I am blaming the amount of sugar that has been in my house over the past thirteen weeks on post-partum hormones, a large appetite from breastfeeding—seriously, that increase in appetite was insane—and for comfort. What? Did I just admit I was eating for comfort? But I am a dietitian, and we are not supposed to do that, right? WRONG! I am human, and hormones and emotions are real things. Historically, I have been mostly consistent about not allowing these things to impact my food choices, but over the past few months, that has not been the case. The only way I have been able to stop using food to soothe my stress has been to keep those foods out of my house. It is so simple, and yes, it is so effective. While at the store, I reminded myself that if I walked away from that food on the shelf now, I would not have to walk away from it multiple times at home, or worse, end up consuming it multiple times a day. My weakness was yogurt covered crasins (pure sugar!) and Hershey kisses, both of which are so easy to grab in fistfuls throughout the day. This snacking infuriated me, since I knew it was not healthy. But that frustration only leads to a few more handfuls of these treats, and the hamster wheel kept spinning. But when I finally got the resolve to keep those sugar bombs out of my house, like magic, I stopped eating them. Who would have thought! Sugar is so addicting and habit-forming, as I have mentioned in a previous blog post, that having it consistently available and assuming you can control it is a dangerous road. My advice is to avoid all justifications for bringing those foods home, which will help you turn to more positive methods of stress management or reward, like a walk with your dog, a bubble bath, or lounging on the couch in your pj’s with a good book, my newfound favorite.

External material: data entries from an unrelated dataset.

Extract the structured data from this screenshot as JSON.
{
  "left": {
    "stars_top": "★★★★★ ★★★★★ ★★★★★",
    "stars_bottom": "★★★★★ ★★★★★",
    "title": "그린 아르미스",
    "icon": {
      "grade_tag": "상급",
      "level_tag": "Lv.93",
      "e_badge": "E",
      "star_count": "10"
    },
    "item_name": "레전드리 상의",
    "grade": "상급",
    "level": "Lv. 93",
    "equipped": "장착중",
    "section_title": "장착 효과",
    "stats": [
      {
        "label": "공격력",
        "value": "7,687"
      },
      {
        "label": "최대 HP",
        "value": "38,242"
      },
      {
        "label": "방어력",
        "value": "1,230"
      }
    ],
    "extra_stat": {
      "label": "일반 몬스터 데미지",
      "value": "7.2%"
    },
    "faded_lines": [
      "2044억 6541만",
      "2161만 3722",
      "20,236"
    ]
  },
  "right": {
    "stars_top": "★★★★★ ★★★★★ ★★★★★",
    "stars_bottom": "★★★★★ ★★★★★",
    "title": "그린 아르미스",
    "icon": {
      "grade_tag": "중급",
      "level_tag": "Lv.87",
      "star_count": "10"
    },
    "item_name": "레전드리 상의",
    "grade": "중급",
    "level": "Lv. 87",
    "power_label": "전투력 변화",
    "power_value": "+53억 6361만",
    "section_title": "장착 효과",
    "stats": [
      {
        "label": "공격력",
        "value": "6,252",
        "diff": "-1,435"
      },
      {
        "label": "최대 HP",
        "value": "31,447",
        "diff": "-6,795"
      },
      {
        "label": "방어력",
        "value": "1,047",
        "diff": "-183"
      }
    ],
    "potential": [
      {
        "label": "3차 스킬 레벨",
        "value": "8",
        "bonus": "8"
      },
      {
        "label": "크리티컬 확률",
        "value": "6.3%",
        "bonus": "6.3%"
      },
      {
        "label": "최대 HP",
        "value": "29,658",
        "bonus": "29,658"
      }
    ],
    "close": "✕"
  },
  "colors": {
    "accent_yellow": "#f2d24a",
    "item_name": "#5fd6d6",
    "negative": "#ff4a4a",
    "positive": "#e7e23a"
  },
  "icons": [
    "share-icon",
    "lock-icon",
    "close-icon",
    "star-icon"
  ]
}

The Importance of Not Caving to Fatigue
Did I mention that having a newborn is exhausting? I think so. I have a whole new concept of what it feels like to be tired and a whole new respect for how easy I cave to the “lets just order in” recommendation from my husband when I am fatigued. I embodied this tendency in my final weeks of pregnancy, since that last month is a window into the exhaustion that is coming. The daily stressors of life are also fatiguing and can prompt anyone to choose the drive-thru versus cooking, but obviously, that behavior tends not to jive with most health goals. Cooking meals should be simple, especially towards the end of the week since our reserves dwindle. Remind yourself that although you are tired, throwing simple ingredients in a skillet is not that hard, takes less time than waiting on food to be delivered, and can sometimes even be relaxing. What helped me was writing down a list of simple, easy meals for those evenings I am drained. I only makes these meals when I am tired, which makes them feel special and makes me look forward to cooking them even more. Some of my favorites include “brinner” (breakfast for dinner: scrambled eggs with leftover vegetables and whole wheat toast); lean ground beef (cooked in a sauté pan, with wilted spinach for an easy vegetable addition) thrown on top of microwavable cauliflower rice; or Mediterranean pita pockets (stuffed with leftover chicken or sliced turkey breast, spinach, hummus, red pepper, and feta cheese) with some form of fresh fruit. Delicious! Healthy! Fast and simple!
I have heard many people say being a parent has taught them so much and has made them a better person. I have only been a mother for thirteen weeks, but I have learned much more than I thought. I was surprised to have gained more insight about my nutrition and health behaviors, but I am incredibly grateful for the insight. More than ever, I want to improve on these areas, since being healthier and proud of my food selections makes me a happier human and a much better mother. I hope these experiences will be helpful in contributing to your health journey as well.
In Happiness & Health, Jessica Murgueytio